[Start of Attachment]
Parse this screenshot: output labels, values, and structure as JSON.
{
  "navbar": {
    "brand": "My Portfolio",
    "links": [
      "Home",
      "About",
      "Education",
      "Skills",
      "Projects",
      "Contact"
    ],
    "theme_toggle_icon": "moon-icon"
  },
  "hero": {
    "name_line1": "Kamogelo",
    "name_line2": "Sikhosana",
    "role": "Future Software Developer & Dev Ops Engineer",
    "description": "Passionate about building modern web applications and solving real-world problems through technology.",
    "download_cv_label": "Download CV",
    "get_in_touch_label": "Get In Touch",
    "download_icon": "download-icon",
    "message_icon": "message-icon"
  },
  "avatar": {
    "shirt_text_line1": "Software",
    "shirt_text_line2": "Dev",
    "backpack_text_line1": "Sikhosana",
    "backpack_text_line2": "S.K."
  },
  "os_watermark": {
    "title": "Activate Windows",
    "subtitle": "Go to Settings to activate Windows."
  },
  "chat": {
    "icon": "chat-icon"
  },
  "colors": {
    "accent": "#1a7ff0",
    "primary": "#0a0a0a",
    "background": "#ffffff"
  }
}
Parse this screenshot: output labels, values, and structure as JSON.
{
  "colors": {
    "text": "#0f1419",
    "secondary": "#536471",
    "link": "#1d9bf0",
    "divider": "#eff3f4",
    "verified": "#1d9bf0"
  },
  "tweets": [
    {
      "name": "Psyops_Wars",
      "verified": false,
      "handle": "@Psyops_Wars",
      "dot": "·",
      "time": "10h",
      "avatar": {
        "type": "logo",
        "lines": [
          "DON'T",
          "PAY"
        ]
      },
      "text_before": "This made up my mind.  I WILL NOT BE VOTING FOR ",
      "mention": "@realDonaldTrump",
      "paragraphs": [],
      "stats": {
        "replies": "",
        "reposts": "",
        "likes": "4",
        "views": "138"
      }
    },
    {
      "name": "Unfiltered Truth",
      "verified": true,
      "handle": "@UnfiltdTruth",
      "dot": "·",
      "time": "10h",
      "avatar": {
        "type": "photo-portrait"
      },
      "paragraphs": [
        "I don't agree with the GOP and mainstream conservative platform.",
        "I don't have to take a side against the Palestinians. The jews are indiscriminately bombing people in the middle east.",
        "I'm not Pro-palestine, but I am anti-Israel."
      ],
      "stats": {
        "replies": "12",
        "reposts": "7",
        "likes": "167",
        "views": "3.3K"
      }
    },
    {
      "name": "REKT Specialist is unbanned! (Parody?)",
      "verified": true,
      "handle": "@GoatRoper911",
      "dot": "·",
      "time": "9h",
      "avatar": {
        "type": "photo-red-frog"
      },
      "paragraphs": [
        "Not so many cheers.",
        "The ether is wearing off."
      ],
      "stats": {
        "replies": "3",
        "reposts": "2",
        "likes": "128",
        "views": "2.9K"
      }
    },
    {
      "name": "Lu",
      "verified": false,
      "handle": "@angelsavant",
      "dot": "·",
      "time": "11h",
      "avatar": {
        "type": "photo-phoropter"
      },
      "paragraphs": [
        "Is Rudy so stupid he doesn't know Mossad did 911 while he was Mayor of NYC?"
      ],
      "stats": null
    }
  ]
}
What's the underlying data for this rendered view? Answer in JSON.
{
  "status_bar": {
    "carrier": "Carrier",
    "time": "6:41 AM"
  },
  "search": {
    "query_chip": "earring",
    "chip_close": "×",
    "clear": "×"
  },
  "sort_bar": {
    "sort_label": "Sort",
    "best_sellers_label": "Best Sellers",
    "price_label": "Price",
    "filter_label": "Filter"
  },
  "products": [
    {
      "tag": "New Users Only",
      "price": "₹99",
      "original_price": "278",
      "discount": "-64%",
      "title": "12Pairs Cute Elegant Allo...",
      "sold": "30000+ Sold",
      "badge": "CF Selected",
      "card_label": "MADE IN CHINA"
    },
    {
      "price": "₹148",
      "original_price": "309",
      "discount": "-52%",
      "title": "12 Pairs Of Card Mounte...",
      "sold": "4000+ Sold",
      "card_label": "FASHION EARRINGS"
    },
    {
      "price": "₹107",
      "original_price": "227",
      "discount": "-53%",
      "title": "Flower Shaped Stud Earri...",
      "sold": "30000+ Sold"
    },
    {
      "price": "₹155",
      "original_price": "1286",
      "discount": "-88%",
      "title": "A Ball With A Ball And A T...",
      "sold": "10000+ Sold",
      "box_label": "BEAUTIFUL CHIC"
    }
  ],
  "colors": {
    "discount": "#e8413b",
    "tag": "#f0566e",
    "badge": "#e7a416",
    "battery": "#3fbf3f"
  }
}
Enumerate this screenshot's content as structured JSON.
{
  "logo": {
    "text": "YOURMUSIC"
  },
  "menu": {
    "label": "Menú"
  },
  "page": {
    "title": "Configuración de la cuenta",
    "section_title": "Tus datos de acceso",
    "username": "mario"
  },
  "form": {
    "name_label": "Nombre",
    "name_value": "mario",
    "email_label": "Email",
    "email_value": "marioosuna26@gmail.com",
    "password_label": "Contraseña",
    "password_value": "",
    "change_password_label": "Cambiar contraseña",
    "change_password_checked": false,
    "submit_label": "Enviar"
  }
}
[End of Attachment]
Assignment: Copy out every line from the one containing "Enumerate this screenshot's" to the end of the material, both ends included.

Result for this task:
Enumerate this screenshot's content as structured JSON.
{
  "logo": {
    "text": "YOURMUSIC"
  },
  "menu": {
    "label": "Menú"
  },
  "page": {
    "title": "Configuración de la cuenta",
    "section_title": "Tus datos de acceso",
    "username": "mario"
  },
  "form": {
    "name_label": "Nombre",
    "name_value": "mario",
    "email_label": "Email",
    "email_value": "marioosuna26@gmail.com",
    "password_label": "Contraseña",
    "password_value": "",
    "change_password_label": "Cambiar contraseña",
    "change_password_checked": false,
    "submit_label": "Enviar"
  }
}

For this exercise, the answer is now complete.